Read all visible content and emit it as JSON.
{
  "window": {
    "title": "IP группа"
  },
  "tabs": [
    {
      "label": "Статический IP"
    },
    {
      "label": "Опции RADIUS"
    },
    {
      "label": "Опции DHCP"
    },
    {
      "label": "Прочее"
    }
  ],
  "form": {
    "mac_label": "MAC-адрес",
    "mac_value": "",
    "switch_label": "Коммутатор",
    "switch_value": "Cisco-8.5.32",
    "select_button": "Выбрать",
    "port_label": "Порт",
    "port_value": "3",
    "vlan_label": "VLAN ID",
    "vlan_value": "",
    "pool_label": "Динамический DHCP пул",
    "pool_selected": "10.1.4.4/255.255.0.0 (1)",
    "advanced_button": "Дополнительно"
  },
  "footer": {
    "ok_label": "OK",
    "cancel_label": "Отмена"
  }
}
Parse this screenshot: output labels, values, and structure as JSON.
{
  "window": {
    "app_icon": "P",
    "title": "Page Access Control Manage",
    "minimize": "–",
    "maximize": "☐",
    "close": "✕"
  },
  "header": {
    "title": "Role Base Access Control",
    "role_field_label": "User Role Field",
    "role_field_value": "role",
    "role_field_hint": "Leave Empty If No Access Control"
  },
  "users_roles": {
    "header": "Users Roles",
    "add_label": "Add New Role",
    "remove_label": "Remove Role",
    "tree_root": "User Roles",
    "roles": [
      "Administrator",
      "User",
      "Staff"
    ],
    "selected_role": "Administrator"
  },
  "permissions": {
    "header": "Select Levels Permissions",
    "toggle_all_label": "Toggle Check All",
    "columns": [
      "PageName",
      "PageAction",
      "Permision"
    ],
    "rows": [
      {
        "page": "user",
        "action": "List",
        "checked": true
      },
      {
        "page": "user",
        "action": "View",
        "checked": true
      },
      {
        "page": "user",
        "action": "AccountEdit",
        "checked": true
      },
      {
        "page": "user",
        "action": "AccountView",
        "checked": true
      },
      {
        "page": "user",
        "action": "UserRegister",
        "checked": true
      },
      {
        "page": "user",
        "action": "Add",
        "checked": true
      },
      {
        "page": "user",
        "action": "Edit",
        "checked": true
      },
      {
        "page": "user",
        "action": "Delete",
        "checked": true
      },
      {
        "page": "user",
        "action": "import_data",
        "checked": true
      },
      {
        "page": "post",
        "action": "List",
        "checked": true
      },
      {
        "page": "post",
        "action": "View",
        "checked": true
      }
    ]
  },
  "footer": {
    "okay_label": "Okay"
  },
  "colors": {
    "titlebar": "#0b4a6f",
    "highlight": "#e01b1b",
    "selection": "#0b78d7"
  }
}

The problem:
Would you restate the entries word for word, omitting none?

The completed task:
Read all visible content and emit it as JSON.
{
  "window": {
    "title": "IP группа"
  },
  "tabs": [
    {
      "label": "Статический IP"
    },
    {
      "label": "Опции RADIUS"
    },
    {
      "label": "Опции DHCP"
    },
    {
      "label": "Прочее"
    }
  ],
  "form": {
    "mac_label": "MAC-адрес",
    "mac_value": "",
    "switch_label": "Коммутатор",
    "switch_value": "Cisco-8.5.32",
    "select_button": "Выбрать",
    "port_label": "Порт",
    "port_value": "3",
    "vlan_label": "VLAN ID",
    "vlan_value": "",
    "pool_label": "Динамический DHCP пул",
    "pool_selected": "10.1.4.4/255.255.0.0 (1)",
    "advanced_button": "Дополнительно"
  },
  "footer": {
    "ok_label": "OK",
    "cancel_label": "Отмена"
  }
}
Parse this screenshot: output labels, values, and structure as JSON.
{
  "window": {
    "app_icon": "P",
    "title": "Page Access Control Manage",
    "minimize": "–",
    "maximize": "☐",
    "close": "✕"
  },
  "header": {
    "title": "Role Base Access Control",
    "role_field_label": "User Role Field",
    "role_field_value": "role",
    "role_field_hint": "Leave Empty If No Access Control"
  },
  "users_roles": {
    "header": "Users Roles",
    "add_label": "Add New Role",
    "remove_label": "Remove Role",
    "tree_root": "User Roles",
    "roles": [
      "Administrator",
      "User",
      "Staff"
    ],
    "selected_role": "Administrator"
  },
  "permissions": {
    "header": "Select Levels Permissions",
    "toggle_all_label": "Toggle Check All",
    "columns": [
      "PageName",
      "PageAction",
      "Permision"
    ],
    "rows": [
      {
        "page": "user",
        "action": "List",
        "checked": true
      },
      {
        "page": "user",
        "action": "View",
        "checked": true
      },
      {
        "page": "user",
        "action": "AccountEdit",
        "checked": true
      },
      {
        "page": "user",
        "action": "AccountView",
        "checked": true
      },
      {
        "page": "user",
        "action": "UserRegister",
        "checked": true
      },
      {
        "page": "user",
        "action": "Add",
        "checked": true
      },
      {
        "page": "user",
        "action": "Edit",
        "checked": true
      },
      {
        "page": "user",
        "action": "Delete",
        "checked": true
      },
      {
        "page": "user",
        "action": "import_data",
        "checked": true
      },
      {
        "page": "post",
        "action": "List",
        "checked": true
      },
      {
        "page": "post",
        "action": "View",
        "checked": true
      }
    ]
  },
  "footer": {
    "okay_label": "Okay"
  },
  "colors": {
    "titlebar": "#0b4a6f",
    "highlight": "#e01b1b",
    "selection": "#0b78d7"
  }
}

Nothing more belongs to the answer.